Pieter Neleman normally uses the Yale Road Caltex station without paying Eftpos surcharges, but the Thornlie Square Caltex, 3km away, charged him 17c for Eftpos late last year.
He later queried the charge at the station, where he said the manager produced a charges warning sign from behind the counter that had not been visible during his first transaction.
Mr Neleman said if stations charged everyone using Eftpos this small amount, it would add up to significant amounts of money.

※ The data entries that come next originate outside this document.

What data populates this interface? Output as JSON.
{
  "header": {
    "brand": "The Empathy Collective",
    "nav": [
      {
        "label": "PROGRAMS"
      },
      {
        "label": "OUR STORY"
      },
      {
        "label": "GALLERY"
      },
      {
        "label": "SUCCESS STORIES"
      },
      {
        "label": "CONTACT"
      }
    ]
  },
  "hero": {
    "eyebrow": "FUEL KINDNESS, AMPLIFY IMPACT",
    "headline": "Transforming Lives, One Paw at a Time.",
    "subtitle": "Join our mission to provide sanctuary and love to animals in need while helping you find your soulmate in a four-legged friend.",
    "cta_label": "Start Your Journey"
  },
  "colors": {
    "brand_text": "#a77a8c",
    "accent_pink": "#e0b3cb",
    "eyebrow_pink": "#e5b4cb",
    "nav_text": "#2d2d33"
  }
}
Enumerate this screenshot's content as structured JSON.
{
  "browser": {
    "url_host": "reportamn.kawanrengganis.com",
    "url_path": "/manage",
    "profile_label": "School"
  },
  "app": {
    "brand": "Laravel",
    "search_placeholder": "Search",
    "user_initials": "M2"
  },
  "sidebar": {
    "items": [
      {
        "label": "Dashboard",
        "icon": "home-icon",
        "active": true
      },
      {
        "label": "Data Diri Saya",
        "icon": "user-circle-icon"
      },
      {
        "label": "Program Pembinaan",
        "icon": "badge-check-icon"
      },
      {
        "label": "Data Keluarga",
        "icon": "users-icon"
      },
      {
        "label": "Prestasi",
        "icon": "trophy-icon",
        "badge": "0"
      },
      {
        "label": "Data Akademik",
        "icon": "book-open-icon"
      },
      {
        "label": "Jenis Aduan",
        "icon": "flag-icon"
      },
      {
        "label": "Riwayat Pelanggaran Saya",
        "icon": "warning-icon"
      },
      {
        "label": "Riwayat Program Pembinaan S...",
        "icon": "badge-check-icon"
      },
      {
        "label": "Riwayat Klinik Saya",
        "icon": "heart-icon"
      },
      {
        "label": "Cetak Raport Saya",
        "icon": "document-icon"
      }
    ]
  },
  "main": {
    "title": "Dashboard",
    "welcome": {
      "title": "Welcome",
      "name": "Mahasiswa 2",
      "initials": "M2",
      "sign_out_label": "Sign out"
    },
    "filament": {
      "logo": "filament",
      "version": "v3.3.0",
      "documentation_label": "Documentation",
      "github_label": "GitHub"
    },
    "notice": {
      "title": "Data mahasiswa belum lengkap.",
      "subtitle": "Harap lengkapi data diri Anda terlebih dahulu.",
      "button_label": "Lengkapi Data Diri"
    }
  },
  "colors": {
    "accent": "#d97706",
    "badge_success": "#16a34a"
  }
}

He expected many people would assume Eftpos was always free to use and so would not habitually check their receipts.
Gosnells MLA Chris Tallentire said that on behalf of locals who contacted him about this issue, he sought confirmation from Federal Treasurer Wayne Swan’s office, which confirmed fuel stations could choose to charge for Eftpos if they displayed warning signs.
He said they could not try to give customers the impression that the surcharges were mandatory.
A Caltex spokesman said Caltex did not apply Eftpos charges at sites it ran but it could not legally control its franchisees’ surcharge decisions.
Caltex Thornlie Square manager Shirley Xu said warning signs were always displayed at the counter and the pumps, but the station had stopped surcharges for Eftpos in December, after she had passed multiple customer complaints on to the franchisee.
On March 18, Visa introduced new rules trying to limit fees retailers can charge their customers for paying with credit or debit cards.
This followed regulatory changes the Reserve Bank of Australia announced last year allowing card schemes to limit retailers’ surcharges to how much it cost them to process the payments.
– Those who feel they have been charged unfairly should call the Australian Securities and Investment Commission on 1300 300 630.